Chocoloate Sauce

Not every dessert has to include white flour and/or some sort of fat. Point in case: "Chocolate Sauce" (page 497).  A simple sauce consisting of liquid sweetener, cocoa powder, soymilk, and vanilla extract, warmed and stirred together to dissolve all the ingredients. However, the question still remains, what will this most delicious sauce be used on? That's where you might have to be careful! The first time I made this sauce, I used it to improve the taste of some rather tart strawberries, so all-in-all, not too rich for a dessert. The recipe notes suggest putting the sauce in a plastic squeeze bottle and using it garnish plated desserts for a fancy presentation. I liked the squeeze bottle idea, and it worked superbly for decorating my strawberries!

Keeping it "McDougall Friendly" checklist:

 ü     No changes necessary!  J

Tuesday, May 6, 2014

Pesto Presto

This cookbook is full of pesto recipes, and I am thoroughly enjoying trying them all! There are nine  recipes in the Pasta and Noodles chapter, and six more in the Sauces, Relishes, and Condiments chapter. I found the "Pesto Presto" in the Sauces chapter (page 565), and it was, as promised, a very quick pesto to prepare. This is a basic pesto recipe consisting of garlic, pine nuts, basil, and in this case, miso (for non-miso fans, salt can be used instead). As with all pesto recipes, this one calls for a hefty amount of olive oil (1/3 cup). Instead of oil, I used about ¼ cup very light vegetable broth with excellent results. Per the recipe notes, this pesto is good on pasta, in salad dressings, soups, and stews. I used it on cooked fettuccini. Delicious!
Keeping it "McDougall Friendly" checklist:
ü Omit the 1/3 cup of olive oil and use a light veggie broth instead.
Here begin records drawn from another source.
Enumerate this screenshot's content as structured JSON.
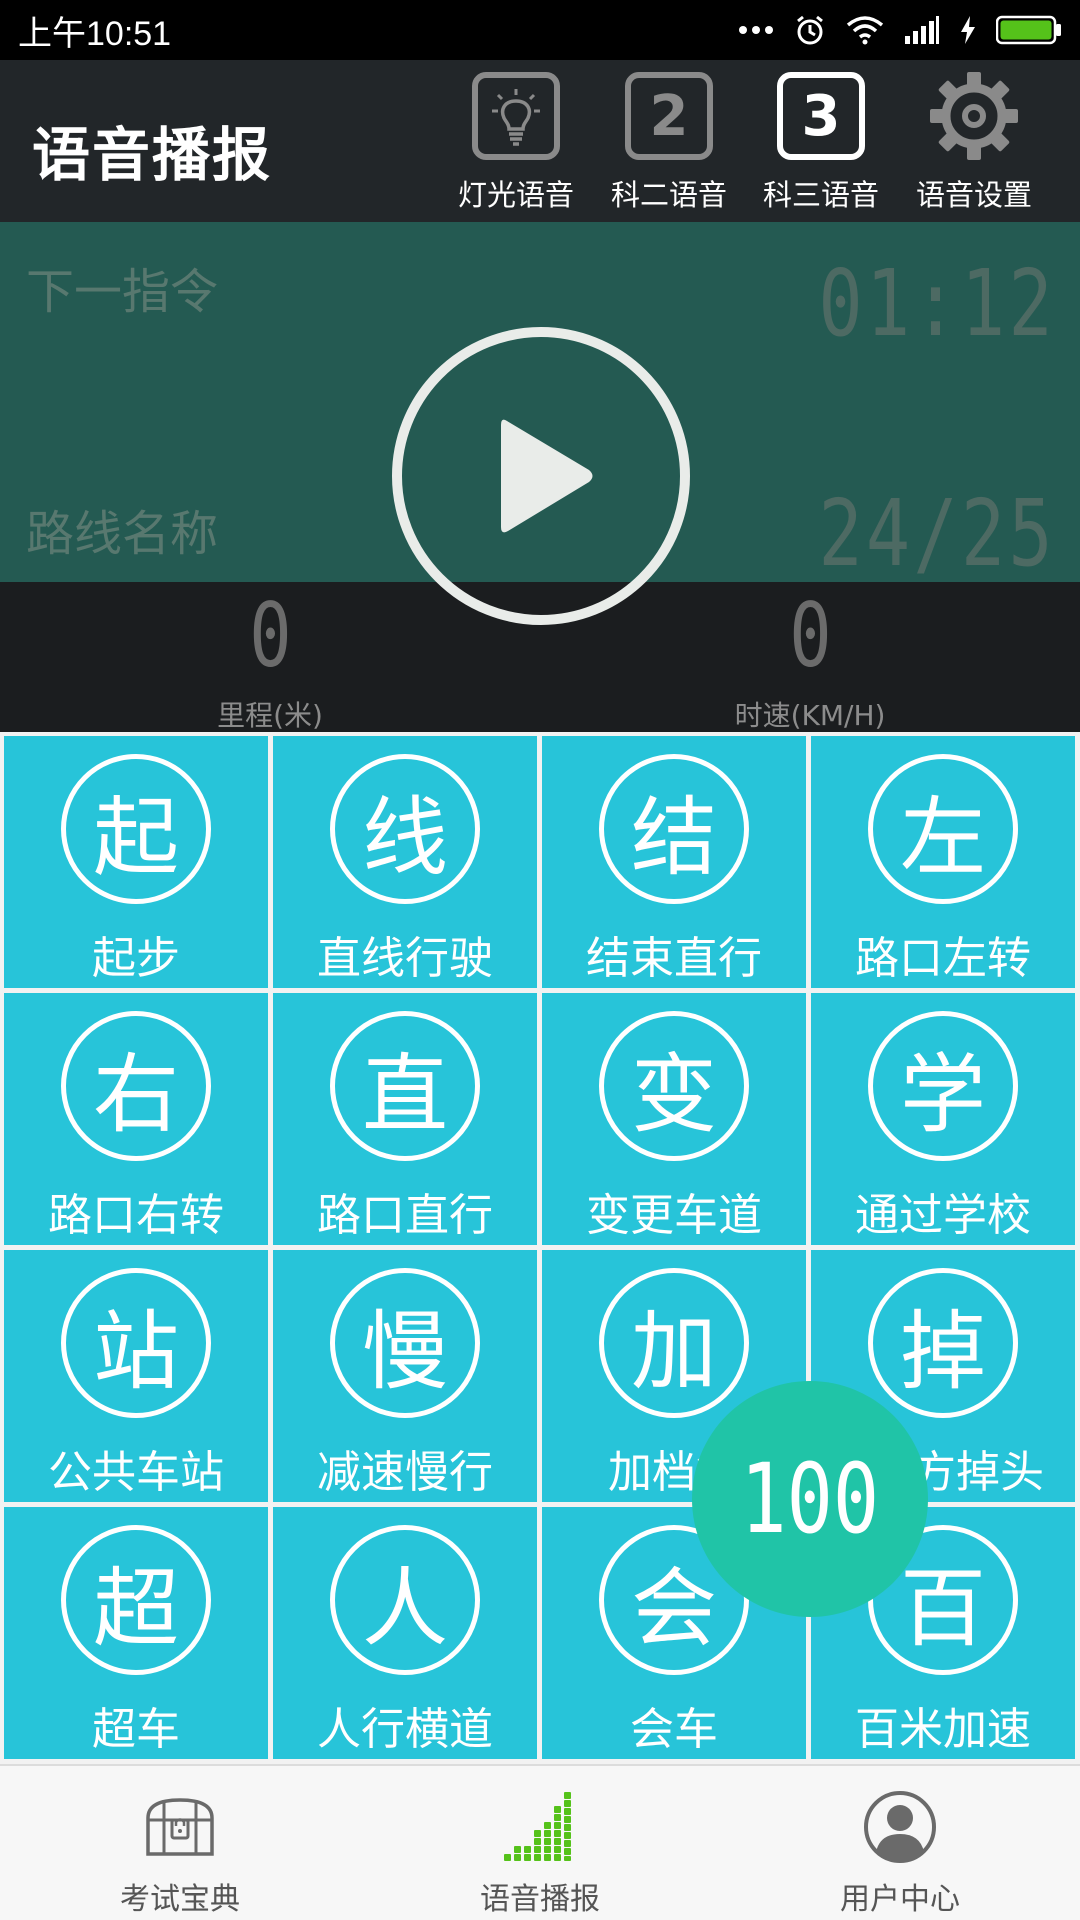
{
  "status_bar": {
    "time": "上午10:51"
  },
  "header": {
    "title": "语音播报",
    "tabs": [
      {
        "label": "灯光语音",
        "icon": "light-bulb-icon"
      },
      {
        "label": "科二语音",
        "icon_text": "2"
      },
      {
        "label": "科三语音",
        "icon_text": "3",
        "active": true
      },
      {
        "label": "语音设置",
        "icon": "gear-icon"
      }
    ]
  },
  "display": {
    "next_command_label": "下一指令",
    "route_name_label": "路线名称",
    "time": "01:12",
    "route_progress": "24/25"
  },
  "readout": {
    "distance": {
      "value": "0",
      "label": "里程(米)"
    },
    "speed": {
      "value": "0",
      "label": "时速(KM/H)"
    }
  },
  "grid": {
    "items": [
      {
        "glyph": "起",
        "label": "起步"
      },
      {
        "glyph": "线",
        "label": "直线行驶"
      },
      {
        "glyph": "结",
        "label": "结束直行"
      },
      {
        "glyph": "左",
        "label": "路口左转"
      },
      {
        "glyph": "右",
        "label": "路口右转"
      },
      {
        "glyph": "直",
        "label": "路口直行"
      },
      {
        "glyph": "变",
        "label": "变更车道"
      },
      {
        "glyph": "学",
        "label": "通过学校"
      },
      {
        "glyph": "站",
        "label": "公共车站"
      },
      {
        "glyph": "慢",
        "label": "减速慢行"
      },
      {
        "glyph": "加",
        "label": "加档行"
      },
      {
        "glyph": "掉",
        "label": "方掉头"
      },
      {
        "glyph": "超",
        "label": "超车"
      },
      {
        "glyph": "人",
        "label": "人行横道"
      },
      {
        "glyph": "会",
        "label": "会车"
      },
      {
        "glyph": "百",
        "label": "百米加速"
      }
    ]
  },
  "floating_speed": "100",
  "bottom_nav": {
    "items": [
      {
        "label": "考试宝典",
        "icon": "treasure-chest-icon"
      },
      {
        "label": "语音播报",
        "icon": "signal-bars-icon",
        "active": true
      },
      {
        "label": "用户中心",
        "icon": "user-avatar-icon"
      }
    ]
  },
  "colors": {
    "header_bg": "#222629",
    "display_bg": "#245a52",
    "tile_bg": "#27c4d9",
    "float_bg": "#20c4a7",
    "accent_green": "#55c21a"
  }
}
Thursday, May 1, 2014

Fettuccine with Puttanesca Pesto

Before trying some of the numerous pesto recipes in this book, I never realized how easy it is to make! I am now beginning to look at pesto-tossed pasta as an option for those times I need to throw a quick meal together. The "Fettuccine with Puttanesca Pesto" (page 202) puts a slight spin on the traditional basil, pine nuts, and garlic combo by adding tomatoes, green olives, and capers (that's the Puttanesca part) to the blend. As far as I'm concerned, this combination was a stroke of genius by the author, who needed to come up with a way to use her bumper crop of basil. The complex flavors are deeply satisfying, and I’ll be making this unique version of pesto often. I completely left out the 1/3 cup of olive oil (and the accompanying 71 grams of fat!) by using a bit of light veggie broth to thin down the pesto. I found I didn't need much, maybe only a couple of tablespoons, as the tomatoes added a lot of liquid. I also didn't need to add any additional cooking water from the pasta (as the recipes calls for) to the pesto, since it was already the right consistency. The recipe calls for cooking a pound of fettuccine; I only used half that much (8 ounces), as I prefer a smaller ratio of pasta to sauce than most recipes call for. This seemed to be the perfect amount.

Keeping it "McDougall Friendly" checklist:
ü     Omit the 1/3 cup of olive oil and use a light veggie broth instead, as needed.